- Following a surge of union activity last year, unfair labor charges filed with the National Labor Relations Board increased 16%, from 8,275 to 9,592, during the first six months of fiscal year 2023, which ended March 31, the agency said Friday. At the same time, union representation petitions for that period inched 2% upward, from 1,174 to 1,200.
- In FY 2022, NLRB saw record-breaking increases in cases. Between unfair labor charges and union representation petitions, the total number of cases the agency handled rose 23%, from 16,720 to 20,498. That marked the biggest single-year increase in 46 years and the greatest percentage increase in 63 years, NLRB said. At its current pace, FY 2023 is on track to record the second-largest increase in filings since FY 1959.
- The surge in cases comes as the agency faces budgetary and staffing shortages, NLRB said. In the past 20 years, its field office staff has been cut in half, the agency said.
The renewed union activity accompanies recent pro-worker initiatives by the NLRB. The agency, which is charged with ensuring workers’ rights are not infringed upon, in February held that employers can’t offer severance packages that force employees to waive National Labor Relations Act rights, a decision attorneys say could have broad implications for employers.
In March, the agency doubled down on its McLaren Macomb ruling, clarifying that its decision, in which NLRB found McLaren Macomb Hospital violated the NLRA by offering a severance agreement to permanently furloughed workers keeping them from disparaging the hospital, applied retroactively.
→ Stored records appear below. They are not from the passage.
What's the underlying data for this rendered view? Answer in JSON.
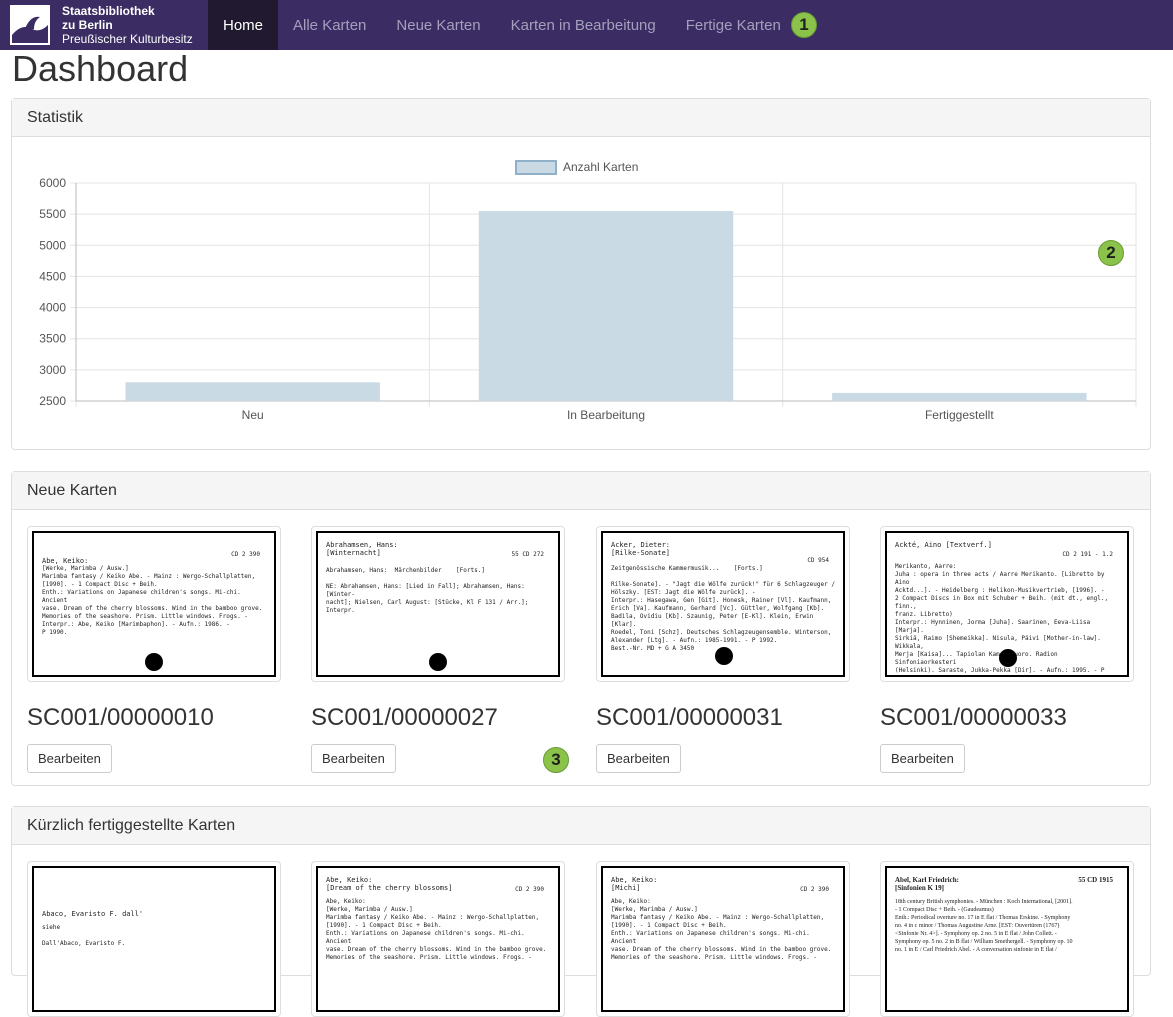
{
  "navbar": {
    "brand_line1": "Staatsbibliothek",
    "brand_line2": "zu Berlin",
    "brand_line3": "Preußischer Kulturbesitz",
    "items": [
      {
        "label": "Home",
        "active": true
      },
      {
        "label": "Alle Karten",
        "active": false
      },
      {
        "label": "Neue Karten",
        "active": false
      },
      {
        "label": "Karten in Bearbeitung",
        "active": false
      },
      {
        "label": "Fertige Karten",
        "active": false
      }
    ],
    "bg_color": "#3b2d63"
  },
  "markers": [
    "1",
    "2",
    "3"
  ],
  "page_title": "Dashboard",
  "statistik": {
    "heading": "Statistik"
  },
  "chart_data": {
    "type": "bar",
    "categories": [
      "Neu",
      "In Bearbeitung",
      "Fertiggestellt"
    ],
    "series": [
      {
        "name": "Anzahl Karten",
        "values": [
          2800,
          5550,
          2630
        ],
        "color": "#c9dae5"
      }
    ],
    "ylim": [
      2500,
      6000
    ],
    "yticks": [
      2500,
      3000,
      3500,
      4000,
      4500,
      5000,
      5500,
      6000
    ],
    "grid": true,
    "legend_position": "top-center"
  },
  "neue_karten": {
    "heading": "Neue Karten",
    "button_label": "Bearbeiten",
    "cards": [
      {
        "id": "SC001/00000010",
        "sig": "CD  2 390",
        "header": "Abe, Keiko:",
        "text": "[Werke, Marimba / Ausw.]\nMarimba fantasy / Keiko Abe. - Mainz : Wergo-Schallplatten,\n[1990]. - 1 Compact Disc + Beih.\nEnth.: Variations on Japanese children's songs. Mi-chi. Ancient\nvase. Dream of the cherry blossoms. Wind in the bamboo grove.\nMemories of the seashore. Prism. Little windows. Frogs. -\nInterpr.: Abe, Keiko [Marimbaphon]. - Aufn.: 1986. -\nP 1990."
      },
      {
        "id": "SC001/00000027",
        "sig": "55  CD  272",
        "header": "Abrahamsen, Hans:\n[Winternacht]",
        "text": "Abrahamsen, Hans:  Märchenbilder    [Forts.]\n\nNE: Abrahamsen, Hans: [Lied in Fall]; Abrahamsen, Hans: [Winter-\nnacht]; Nielsen, Carl August: [Stücke, Kl F 131 / Arr.]; Interpr."
      },
      {
        "id": "SC001/00000031",
        "sig": "CD  954",
        "header": "Acker, Dieter:\n[Rilke-Sonate]",
        "text": "Zeitgenössische Kammermusik...    [Forts.]\n\nRilke-Sonate]. - \"Jagt die Wölfe zurück!\" für 6 Schlagzeuger /\nHölszky. [EST: Jagt die Wölfe zurück]. -\nInterpr.: Hasegawa, Gen [Git]. Honesk, Rainer [Vl]. Kaufmann,\nErich [Va]. Kaufmann, Gerhard [Vc]. Güttler, Wolfgang [Kb].\nBadila, Ovidiu [Kb]. Szaunig, Peter [E-Kl]. Klein, Erwin [Klar].\nRoedel, Toni [Schz]. Deutsches Schlagzeugensemble. Winterson,\nAlexander [Ltg]. - Aufn.: 1985-1991. - P 1992.\nBest.-Nr. MD + G A 3450"
      },
      {
        "id": "SC001/00000033",
        "sig": "CD  2 191 - 1.2",
        "header": "Ackté, Aino [Textverf.]",
        "text": "Merikanto, Aarre:\nJuha : opera in three acts / Aarre Merikanto. [Libretto by Aino\nAcktd...]. - Heidelberg : Helikon-Musikvertrieb, [1996]. -\n2 Compact Discs in Box mit Schuber + Beih. (mit dt., engl., finn.,\nfranz. Libretto)\nInterpr.: Hynninen, Jorma [Juha]. Saarinen, Eeva-Liisa [Marja].\nSirkiä, Raimo [Shemeikka]. Nisula, Päivi [Mother-in-law]. Wikkala,\nMerja [Kaisa]... Tapiolan Kamarikuoro. Radion Sinfoniaorkesteri\n(Helsinki). Saraste, Jukka-Pekka [Dir]. - Aufn.: 1995. - P 1996.\nBest.-Nr. Ondine ODE 872-2 D\nNE: Ackté, Aino [Textverf.];      Interpr."
      }
    ]
  },
  "fertige_karten": {
    "heading": "Kürzlich fertiggestellte Karten",
    "cards": [
      {
        "header": "Abaco, Evaristo F. dall'",
        "sig": "",
        "text": "siehe\n\nDall'Abaco, Evaristo F."
      },
      {
        "header": "Abe, Keiko:\n[Dream of the cherry blossoms]",
        "sig": "CD  2 390",
        "text": "Abe, Keiko:\n[Werke, Marimba / Ausw.]\nMarimba fantasy / Keiko Abe. - Mainz : Wergo-Schallplatten,\n[1990]. - 1 Compact Disc + Beih.\nEnth.: Variations on Japanese children's songs. Mi-chi. Ancient\nvase. Dream of the cherry blossoms. Wind in the bamboo grove.\nMemories of the seashore. Prism. Little windows. Frogs. -"
      },
      {
        "header": "Abe, Keiko:\n[Michi]",
        "sig": "CD  2 390",
        "text": "Abe, Keiko:\n[Werke, Marimba / Ausw.]\nMarimba fantasy / Keiko Abe. - Mainz : Wergo-Schallplatten,\n[1990]. - 1 Compact Disc + Beih.\nEnth.: Variations on Japanese children's songs. Mi-chi. Ancient\nvase. Dream of the cherry blossoms. Wind in the bamboo grove.\nMemories of the seashore. Prism. Little windows. Frogs. -"
      },
      {
        "header": "Abel, Karl Friedrich:\n[Sinfonien K 19]",
        "sig": "55 CD 1915",
        "text": "18th century British symphonies. - München : Koch International, [2001].\n- 1 Compact Disc + Beih. - (Gaudeamus)\nEnth.: Periodical overture no. 17 in E flat / Thomas Erskine. - Symphony\nno. 4 in c minor / Thomas Augustine Arne. [EST: Ouvertüren (1767)\n<Sinfonie Nr. 4>]. - Symphony op. 2 no. 5 in E flat / John Collett. -\nSymphony op. 5 no. 2 in B flat / William Smethergell. - Symphony op. 10\nno. 1 in E / Carl Friedrich Abel. - A conversation sinfonie in E flat /"
      }
    ]
  }
}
Separately, NLRB has teamed up with other federal agencies to target companies’ treatment of independent contractors and their surveillance of workers. In March, NLRB and the Consumer Financial Protection Bureau signed a memorandum of understanding to jointly address employer surveillance, monitoring and data collection. And, in July, NLRB and the Federal Trade Commission agreed to focus on anti-competitive practices involving independent contractors.